··· DATA EXCERPTS
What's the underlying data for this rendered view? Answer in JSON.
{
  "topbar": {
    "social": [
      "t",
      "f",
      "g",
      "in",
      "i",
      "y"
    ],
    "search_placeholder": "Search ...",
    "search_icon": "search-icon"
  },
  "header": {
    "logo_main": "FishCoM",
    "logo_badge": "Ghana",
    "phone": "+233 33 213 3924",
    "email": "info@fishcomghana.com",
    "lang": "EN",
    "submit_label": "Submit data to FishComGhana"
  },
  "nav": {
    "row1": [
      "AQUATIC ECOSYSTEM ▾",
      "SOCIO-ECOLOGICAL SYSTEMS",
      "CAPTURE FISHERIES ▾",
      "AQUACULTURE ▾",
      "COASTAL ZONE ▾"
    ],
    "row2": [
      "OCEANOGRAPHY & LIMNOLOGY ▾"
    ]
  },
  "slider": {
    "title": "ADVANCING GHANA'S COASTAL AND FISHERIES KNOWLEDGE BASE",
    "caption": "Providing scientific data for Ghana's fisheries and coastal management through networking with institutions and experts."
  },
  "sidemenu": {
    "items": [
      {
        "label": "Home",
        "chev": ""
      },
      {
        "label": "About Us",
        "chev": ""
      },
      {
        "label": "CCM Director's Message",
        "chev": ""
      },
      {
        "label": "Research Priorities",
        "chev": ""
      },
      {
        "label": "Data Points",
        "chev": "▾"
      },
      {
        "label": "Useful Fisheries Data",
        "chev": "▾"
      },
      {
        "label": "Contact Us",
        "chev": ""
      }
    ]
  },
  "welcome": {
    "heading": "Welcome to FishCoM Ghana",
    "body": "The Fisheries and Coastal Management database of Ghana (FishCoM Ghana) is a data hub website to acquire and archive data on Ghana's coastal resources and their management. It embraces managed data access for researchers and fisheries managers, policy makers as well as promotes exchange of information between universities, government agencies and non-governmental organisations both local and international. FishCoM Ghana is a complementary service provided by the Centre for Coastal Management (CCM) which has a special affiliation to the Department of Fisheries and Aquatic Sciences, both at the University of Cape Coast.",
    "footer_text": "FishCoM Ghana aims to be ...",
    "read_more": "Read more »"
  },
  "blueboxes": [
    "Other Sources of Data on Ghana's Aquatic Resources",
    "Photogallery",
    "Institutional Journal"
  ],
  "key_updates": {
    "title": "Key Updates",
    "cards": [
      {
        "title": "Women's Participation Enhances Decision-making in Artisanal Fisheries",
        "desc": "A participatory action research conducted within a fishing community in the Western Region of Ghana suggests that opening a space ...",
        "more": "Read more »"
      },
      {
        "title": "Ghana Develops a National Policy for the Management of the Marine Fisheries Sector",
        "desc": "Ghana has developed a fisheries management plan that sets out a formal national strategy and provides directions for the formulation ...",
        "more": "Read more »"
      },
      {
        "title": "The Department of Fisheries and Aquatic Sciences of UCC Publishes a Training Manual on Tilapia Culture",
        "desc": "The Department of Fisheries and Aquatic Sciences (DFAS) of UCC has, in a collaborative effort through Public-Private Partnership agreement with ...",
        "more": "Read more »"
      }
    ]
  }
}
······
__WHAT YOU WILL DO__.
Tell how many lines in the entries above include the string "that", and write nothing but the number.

__RESPONSE TO THIS TASK__.
2